Task: Describe in a short paragraph the single most important insight or understanding that has come to you from your study of literature this week (Australian Literature). If you can, say also, why your personal history has led you to this insight or understanding.

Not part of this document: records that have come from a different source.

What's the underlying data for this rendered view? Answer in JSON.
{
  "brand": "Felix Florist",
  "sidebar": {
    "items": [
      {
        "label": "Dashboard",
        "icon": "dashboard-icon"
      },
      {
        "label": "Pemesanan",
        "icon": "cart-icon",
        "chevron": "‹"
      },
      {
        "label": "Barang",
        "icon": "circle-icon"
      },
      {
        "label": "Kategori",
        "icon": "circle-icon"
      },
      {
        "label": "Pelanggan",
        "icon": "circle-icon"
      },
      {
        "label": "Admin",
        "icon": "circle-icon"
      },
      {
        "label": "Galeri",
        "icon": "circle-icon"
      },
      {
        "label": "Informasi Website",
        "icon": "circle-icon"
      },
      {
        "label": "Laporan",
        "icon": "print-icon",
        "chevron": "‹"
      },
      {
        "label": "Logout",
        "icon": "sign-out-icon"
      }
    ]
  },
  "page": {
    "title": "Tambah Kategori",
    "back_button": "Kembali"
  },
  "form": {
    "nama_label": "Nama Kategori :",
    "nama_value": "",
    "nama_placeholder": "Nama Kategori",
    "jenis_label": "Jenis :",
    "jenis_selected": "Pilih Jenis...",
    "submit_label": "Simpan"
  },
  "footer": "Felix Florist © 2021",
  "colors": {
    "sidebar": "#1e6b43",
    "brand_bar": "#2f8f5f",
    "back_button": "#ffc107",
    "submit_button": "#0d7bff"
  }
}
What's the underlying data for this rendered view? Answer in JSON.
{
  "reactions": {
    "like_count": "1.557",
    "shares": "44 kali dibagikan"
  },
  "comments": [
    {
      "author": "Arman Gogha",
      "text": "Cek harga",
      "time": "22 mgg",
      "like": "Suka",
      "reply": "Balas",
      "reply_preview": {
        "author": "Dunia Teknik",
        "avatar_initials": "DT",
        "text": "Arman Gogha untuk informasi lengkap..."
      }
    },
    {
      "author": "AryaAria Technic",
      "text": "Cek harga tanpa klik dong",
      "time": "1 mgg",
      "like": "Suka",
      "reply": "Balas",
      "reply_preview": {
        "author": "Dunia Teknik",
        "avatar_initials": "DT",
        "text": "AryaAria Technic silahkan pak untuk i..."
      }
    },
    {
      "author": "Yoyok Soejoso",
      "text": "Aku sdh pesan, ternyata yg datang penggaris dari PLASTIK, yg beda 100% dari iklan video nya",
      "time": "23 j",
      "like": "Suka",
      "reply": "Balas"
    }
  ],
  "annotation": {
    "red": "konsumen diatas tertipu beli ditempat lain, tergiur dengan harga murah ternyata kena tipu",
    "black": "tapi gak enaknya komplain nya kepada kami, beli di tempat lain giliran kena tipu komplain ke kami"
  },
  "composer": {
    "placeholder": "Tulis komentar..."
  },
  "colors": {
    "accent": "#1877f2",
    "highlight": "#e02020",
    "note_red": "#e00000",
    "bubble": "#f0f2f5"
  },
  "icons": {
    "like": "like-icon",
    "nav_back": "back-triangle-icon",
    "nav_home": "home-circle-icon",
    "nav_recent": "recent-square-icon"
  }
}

The most important insight or understanding of Australian Literature I had these past few weeks was probably the depth of the attitude of the first European settlers, especially towards this new land, and how obvious their utilitarian nature was. They couldn’t be able to simply see and appreciate the beauty around them; they always saw another use for the new surroundings, whether it be for farming, timber or any other material goods. When Kim Scott describes the landscape through Chaine’s perspective, he uses similes and imagery of an industrial nature such as “leaves were like needles, or small saws. Candlestick-shaped flowers blossomed…”. This language suggests the utilitarian nature of the European settlers, as Chaine can’t seem to simply see the landscape for what it is and just sees the potential his surroundings seem to hold. Neither does Chaine seem to care much for the process of whaling or appreciate how much work the process can be, when he laments, “Whales would arrive on the most wintry of days, days when they’d struggle… and always, men would want more rum.” His tone is exasperated and his sentences are fragmented and truncated, suggesting his exasperation at the whaling process and that he only cares about the end results of whaling; the blubber, and doesn’t care for the hard work put into making the end result worth it.